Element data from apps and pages

------------------------------------------------------------------------

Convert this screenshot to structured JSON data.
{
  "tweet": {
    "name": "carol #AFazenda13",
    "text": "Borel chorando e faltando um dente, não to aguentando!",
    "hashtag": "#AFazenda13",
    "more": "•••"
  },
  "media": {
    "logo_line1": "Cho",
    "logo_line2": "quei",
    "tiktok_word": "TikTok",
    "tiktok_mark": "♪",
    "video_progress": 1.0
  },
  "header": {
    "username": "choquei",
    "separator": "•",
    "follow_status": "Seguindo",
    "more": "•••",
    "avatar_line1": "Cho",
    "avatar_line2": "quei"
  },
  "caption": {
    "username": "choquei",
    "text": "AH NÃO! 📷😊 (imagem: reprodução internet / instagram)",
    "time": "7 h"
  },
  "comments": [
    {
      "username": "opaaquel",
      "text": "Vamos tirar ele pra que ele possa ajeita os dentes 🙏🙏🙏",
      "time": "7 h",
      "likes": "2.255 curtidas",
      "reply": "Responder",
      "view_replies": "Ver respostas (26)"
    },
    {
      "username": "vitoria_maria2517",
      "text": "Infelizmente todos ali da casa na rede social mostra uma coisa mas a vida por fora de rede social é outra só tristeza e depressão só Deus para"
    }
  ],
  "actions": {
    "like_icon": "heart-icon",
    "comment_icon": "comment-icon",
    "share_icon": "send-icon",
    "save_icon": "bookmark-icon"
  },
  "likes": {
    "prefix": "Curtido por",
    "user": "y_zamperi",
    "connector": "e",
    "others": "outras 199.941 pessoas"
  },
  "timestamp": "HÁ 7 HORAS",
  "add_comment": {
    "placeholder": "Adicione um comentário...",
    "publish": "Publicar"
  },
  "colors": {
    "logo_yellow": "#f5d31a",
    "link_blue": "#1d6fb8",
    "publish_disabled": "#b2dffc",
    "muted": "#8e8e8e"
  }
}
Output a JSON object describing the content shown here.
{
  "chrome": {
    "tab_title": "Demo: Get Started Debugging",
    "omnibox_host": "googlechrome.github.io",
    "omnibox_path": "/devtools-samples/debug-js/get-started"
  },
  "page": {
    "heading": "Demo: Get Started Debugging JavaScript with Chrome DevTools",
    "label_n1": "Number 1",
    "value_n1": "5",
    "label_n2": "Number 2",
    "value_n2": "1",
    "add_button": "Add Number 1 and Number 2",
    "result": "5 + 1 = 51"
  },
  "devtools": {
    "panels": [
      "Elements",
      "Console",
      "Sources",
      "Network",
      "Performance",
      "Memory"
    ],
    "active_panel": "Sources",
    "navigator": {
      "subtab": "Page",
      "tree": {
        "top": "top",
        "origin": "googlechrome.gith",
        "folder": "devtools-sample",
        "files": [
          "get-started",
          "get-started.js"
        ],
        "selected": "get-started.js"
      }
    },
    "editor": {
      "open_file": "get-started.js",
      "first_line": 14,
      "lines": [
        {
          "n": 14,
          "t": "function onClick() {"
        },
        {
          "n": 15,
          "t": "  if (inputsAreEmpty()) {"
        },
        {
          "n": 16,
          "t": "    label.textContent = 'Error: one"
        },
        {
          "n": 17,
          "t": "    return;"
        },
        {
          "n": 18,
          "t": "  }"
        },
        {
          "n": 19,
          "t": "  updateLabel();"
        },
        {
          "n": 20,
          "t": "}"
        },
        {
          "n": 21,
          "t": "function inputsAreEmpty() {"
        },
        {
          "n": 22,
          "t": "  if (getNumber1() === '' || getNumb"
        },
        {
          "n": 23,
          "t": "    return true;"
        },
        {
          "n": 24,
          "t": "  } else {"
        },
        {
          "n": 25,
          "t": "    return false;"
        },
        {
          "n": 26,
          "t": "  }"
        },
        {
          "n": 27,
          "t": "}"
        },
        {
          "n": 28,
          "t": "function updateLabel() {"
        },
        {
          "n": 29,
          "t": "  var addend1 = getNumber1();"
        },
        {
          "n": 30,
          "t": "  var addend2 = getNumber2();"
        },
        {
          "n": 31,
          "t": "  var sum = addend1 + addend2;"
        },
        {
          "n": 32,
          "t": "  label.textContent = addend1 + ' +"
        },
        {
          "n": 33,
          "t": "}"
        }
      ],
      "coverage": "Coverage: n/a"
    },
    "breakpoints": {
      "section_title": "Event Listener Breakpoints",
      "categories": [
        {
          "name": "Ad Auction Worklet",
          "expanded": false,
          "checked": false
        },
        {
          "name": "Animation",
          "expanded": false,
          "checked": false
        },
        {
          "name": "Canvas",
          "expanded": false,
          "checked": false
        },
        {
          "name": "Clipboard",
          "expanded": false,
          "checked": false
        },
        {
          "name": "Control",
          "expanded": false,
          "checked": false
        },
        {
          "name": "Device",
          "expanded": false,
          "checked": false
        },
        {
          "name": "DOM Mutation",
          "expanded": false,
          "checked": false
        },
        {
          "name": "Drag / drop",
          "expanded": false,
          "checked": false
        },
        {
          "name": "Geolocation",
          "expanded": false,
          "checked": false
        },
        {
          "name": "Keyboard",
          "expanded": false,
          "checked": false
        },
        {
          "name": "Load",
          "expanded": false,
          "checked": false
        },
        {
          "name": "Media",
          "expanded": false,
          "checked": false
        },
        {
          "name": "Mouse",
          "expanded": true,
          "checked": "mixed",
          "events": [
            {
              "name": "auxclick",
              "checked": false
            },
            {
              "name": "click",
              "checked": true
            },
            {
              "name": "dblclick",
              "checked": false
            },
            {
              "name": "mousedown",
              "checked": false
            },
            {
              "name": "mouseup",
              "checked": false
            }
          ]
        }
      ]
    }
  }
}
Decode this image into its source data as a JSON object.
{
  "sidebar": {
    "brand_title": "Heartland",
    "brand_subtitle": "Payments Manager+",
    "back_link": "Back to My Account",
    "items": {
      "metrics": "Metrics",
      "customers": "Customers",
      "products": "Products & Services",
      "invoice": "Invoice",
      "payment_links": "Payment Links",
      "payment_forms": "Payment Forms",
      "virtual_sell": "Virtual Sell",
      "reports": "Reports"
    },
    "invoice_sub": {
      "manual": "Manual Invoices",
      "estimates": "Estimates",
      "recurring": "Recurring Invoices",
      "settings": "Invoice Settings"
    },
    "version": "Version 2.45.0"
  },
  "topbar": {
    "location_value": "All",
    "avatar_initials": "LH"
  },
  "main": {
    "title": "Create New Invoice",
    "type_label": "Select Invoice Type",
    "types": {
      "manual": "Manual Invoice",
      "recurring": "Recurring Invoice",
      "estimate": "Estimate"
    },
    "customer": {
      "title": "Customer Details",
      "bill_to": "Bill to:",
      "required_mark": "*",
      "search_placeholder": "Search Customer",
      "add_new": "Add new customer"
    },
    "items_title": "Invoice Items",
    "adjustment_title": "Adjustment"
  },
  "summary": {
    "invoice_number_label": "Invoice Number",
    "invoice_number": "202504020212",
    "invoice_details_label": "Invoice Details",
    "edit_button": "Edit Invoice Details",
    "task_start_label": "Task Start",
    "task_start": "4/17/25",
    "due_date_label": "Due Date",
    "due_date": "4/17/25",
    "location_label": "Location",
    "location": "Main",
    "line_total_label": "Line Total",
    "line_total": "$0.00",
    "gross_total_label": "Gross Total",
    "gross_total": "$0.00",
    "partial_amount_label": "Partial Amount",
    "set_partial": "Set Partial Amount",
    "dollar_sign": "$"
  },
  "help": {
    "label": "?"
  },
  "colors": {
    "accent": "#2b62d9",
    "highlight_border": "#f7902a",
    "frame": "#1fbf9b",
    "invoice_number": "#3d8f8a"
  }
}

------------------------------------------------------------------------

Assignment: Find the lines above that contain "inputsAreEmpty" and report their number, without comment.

Written answer: 2